How to complete this task :: Type out the data below in its entirety, exactly as given.
═══
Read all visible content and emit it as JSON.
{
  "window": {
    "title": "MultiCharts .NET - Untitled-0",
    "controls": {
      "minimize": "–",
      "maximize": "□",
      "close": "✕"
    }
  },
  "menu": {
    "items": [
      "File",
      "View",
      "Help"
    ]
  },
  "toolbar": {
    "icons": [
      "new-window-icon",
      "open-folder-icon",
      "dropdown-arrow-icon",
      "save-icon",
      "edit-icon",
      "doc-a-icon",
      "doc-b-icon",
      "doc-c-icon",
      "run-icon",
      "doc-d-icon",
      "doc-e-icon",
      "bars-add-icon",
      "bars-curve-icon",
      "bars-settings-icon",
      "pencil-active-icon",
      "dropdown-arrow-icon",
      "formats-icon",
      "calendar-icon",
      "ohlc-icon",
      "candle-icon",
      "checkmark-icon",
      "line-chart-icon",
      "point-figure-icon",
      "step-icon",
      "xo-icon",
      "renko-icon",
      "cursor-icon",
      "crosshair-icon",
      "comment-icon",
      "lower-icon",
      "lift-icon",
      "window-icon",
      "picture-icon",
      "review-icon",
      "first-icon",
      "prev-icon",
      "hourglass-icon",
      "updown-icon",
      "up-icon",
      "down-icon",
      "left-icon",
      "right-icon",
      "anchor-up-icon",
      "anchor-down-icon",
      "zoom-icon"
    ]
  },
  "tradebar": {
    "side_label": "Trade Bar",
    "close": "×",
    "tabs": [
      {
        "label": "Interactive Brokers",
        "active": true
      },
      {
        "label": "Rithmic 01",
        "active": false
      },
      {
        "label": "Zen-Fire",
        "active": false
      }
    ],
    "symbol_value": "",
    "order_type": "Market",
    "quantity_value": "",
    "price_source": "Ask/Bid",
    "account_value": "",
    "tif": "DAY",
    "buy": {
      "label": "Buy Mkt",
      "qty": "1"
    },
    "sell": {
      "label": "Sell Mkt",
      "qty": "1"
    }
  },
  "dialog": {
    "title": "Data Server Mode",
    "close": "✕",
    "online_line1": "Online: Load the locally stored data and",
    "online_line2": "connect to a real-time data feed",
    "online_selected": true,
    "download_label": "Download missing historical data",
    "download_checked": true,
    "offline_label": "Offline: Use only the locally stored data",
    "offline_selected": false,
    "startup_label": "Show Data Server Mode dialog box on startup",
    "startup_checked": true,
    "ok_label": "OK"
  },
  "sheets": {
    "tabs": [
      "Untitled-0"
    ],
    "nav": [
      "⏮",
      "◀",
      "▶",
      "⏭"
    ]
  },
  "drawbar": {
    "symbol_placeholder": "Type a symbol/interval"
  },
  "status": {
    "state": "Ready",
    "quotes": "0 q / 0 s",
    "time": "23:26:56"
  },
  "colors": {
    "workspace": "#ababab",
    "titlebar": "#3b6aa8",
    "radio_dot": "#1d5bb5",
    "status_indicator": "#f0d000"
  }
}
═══
Solution to this exercise ::
Read all visible content and emit it as JSON.
{
  "window": {
    "title": "MultiCharts .NET - Untitled-0",
    "controls": {
      "minimize": "–",
      "maximize": "□",
      "close": "✕"
    }
  },
  "menu": {
    "items": [
      "File",
      "View",
      "Help"
    ]
  },
  "toolbar": {
    "icons": [
      "new-window-icon",
      "open-folder-icon",
      "dropdown-arrow-icon",
      "save-icon",
      "edit-icon",
      "doc-a-icon",
      "doc-b-icon",
      "doc-c-icon",
      "run-icon",
      "doc-d-icon",
      "doc-e-icon",
      "bars-add-icon",
      "bars-curve-icon",
      "bars-settings-icon",
      "pencil-active-icon",
      "dropdown-arrow-icon",
      "formats-icon",
      "calendar-icon",
      "ohlc-icon",
      "candle-icon",
      "checkmark-icon",
      "line-chart-icon",
      "point-figure-icon",
      "step-icon",
      "xo-icon",
      "renko-icon",
      "cursor-icon",
      "crosshair-icon",
      "comment-icon",
      "lower-icon",
      "lift-icon",
      "window-icon",
      "picture-icon",
      "review-icon",
      "first-icon",
      "prev-icon",
      "hourglass-icon",
      "updown-icon",
      "up-icon",
      "down-icon",
      "left-icon",
      "right-icon",
      "anchor-up-icon",
      "anchor-down-icon",
      "zoom-icon"
    ]
  },
  "tradebar": {
    "side_label": "Trade Bar",
    "close": "×",
    "tabs": [
      {
        "label": "Interactive Brokers",
        "active": true
      },
      {
        "label": "Rithmic 01",
        "active": false
      },
      {
        "label": "Zen-Fire",
        "active": false
      }
    ],
    "symbol_value": "",
    "order_type": "Market",
    "quantity_value": "",
    "price_source": "Ask/Bid",
    "account_value": "",
    "tif": "DAY",
    "buy": {
      "label": "Buy Mkt",
      "qty": "1"
    },
    "sell": {
      "label": "Sell Mkt",
      "qty": "1"
    }
  },
  "dialog": {
    "title": "Data Server Mode",
    "close": "✕",
    "online_line1": "Online: Load the locally stored data and",
    "online_line2": "connect to a real-time data feed",
    "online_selected": true,
    "download_label": "Download missing historical data",
    "download_checked": true,
    "offline_label": "Offline: Use only the locally stored data",
    "offline_selected": false,
    "startup_label": "Show Data Server Mode dialog box on startup",
    "startup_checked": true,
    "ok_label": "OK"
  },
  "sheets": {
    "tabs": [
      "Untitled-0"
    ],
    "nav": [
      "⏮",
      "◀",
      "▶",
      "⏭"
    ]
  },
  "drawbar": {
    "symbol_placeholder": "Type a symbol/interval"
  },
  "status": {
    "state": "Ready",
    "quotes": "0 q / 0 s",
    "time": "23:26:56"
  },
  "colors": {
    "workspace": "#ababab",
    "titlebar": "#3b6aa8",
    "radio_dot": "#1d5bb5",
    "status_indicator": "#f0d000"
  }
}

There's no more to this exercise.